Perhaps you know the feeling. It’s the end of a long work week, and you’ve finally put the kids to bed. And what awaits? No, not a chance to binge-watch the latest Netflix comedy or, even better, get some quality time with your partner. Instead, you need to make sure that scheduled deposit went through, RSVP for your son’s school friend’s birthday party, put away toys from this afternoon, wash the dishes, make the kids’ lunches for tomorrow, call the doctor about that last bill, and if you’re lucky, maybe get a little sleep in there somewhere.
What you might need is a nanager.
What is a nanager?
Part nanny, part household manager, a nanager is a nanny who also helps manage the house, taking care of everything from cleaning to even budgeting and financial planning. He or she is almost like a butler-fixer hybrid who also changes diapers, like a wild combination of Michael Clayton, Mr. Belvedere and Mary Poppins.
The concept started in Australia, where an enterprising nanny realized she had organizational skills that went beyond her duties as a nanny. She coined the term, and it’s been spreading ever since.
Wait. What’s a household manager?
The term gained attention recently when Gwyneth Paltrow described someone on staff that way to a writer, who then wondered how this person was different from a butler. (In Gwynnie’s case, it seems like the difference was essentially in the title.)
But it is a real thing that can really be useful to real people like yourself, even if (especially if?) you didn’t star in Shallow Hal. Think of a household manager as someone who takes care of things that you lack either the time, the inclination, or the aptitude to handle yourself. For example, scheduling doctor’s appointments or tracking your household budget. All those supposedly little things that actually add up to a serious chunk of your time and energy.
Just know that household managers don’t come cheap: According to Care.com, they can make between $50,000 and $100,000 per year.
So how do I find a nanager?
Given that particular portmanteau is still gaining traction, you probably won’t be able to just google your hometown and “nanager” and go from there. (In fact, you’ll likely encounter your search engine asking you if you meant to search for “manager.”)
Instead, head to a site like the aforementioned Care.com—a great spot to find people to take care of your kids, either regularly or on one-off occasions—and start searching for people whose skills match your needs. Budgeting, for example.

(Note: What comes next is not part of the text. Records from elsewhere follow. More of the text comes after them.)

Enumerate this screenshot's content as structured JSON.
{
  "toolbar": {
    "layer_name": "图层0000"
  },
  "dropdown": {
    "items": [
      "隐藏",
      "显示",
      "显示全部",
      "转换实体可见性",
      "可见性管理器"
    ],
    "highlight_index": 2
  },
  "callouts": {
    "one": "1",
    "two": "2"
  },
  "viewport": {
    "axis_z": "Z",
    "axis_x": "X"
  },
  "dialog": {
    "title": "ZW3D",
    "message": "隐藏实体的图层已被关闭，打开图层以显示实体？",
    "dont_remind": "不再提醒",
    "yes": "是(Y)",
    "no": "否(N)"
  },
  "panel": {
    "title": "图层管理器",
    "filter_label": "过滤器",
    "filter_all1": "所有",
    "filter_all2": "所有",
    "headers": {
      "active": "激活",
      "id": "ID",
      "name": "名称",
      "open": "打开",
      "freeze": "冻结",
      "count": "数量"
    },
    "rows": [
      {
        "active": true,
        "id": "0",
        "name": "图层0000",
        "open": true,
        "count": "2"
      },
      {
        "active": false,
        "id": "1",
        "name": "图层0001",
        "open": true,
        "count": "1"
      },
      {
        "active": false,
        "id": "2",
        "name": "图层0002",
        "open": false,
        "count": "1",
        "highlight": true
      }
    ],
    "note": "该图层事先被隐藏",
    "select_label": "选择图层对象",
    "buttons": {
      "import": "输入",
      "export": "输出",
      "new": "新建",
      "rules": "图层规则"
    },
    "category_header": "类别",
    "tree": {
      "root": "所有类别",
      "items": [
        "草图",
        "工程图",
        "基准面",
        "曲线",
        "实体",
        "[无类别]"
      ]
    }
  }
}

As with hiring a nanny, you’ll then go through the usual system of interviews, reference checks, seeing how the caretaker gets along with your child, etc. Depending on what management needs you have, you’ll also likely want to have a frank talk about what the role entails. And if your needs include exchanging private information—for example, disclosing your income for budgetary purposes—you’ll want to be extra-sure this is a person you can trust.
Do I need a nanager?
This is really something you alone can decide. One way to think about it is to ask how much an hour of your time is worth in terms of dollars-and-cents. If you can afford, and justify, paying another person to take care of things, then it might be worth it—especially if the upshot is spending more of that precious little free time with your family.
This much is clear, though: More Americans are working longer, harder hours than ever. Getting help with the things that cause you stress and confusion could allow you to focus on the things that really matter. Namely, yourself and your family.
Louis Wilson is a freelance writer whose work has appeared in a wide array of publications, both online and in print. He often writes about travel, sports, popular culture, men’s fashion and grooming, and more. He lives in Austin, Texas, where he has developed an unbridled passion for breakfast tacos, with his wife and two children. This article is sponsored by Haven Life Insurance Agency. Opinions are his own.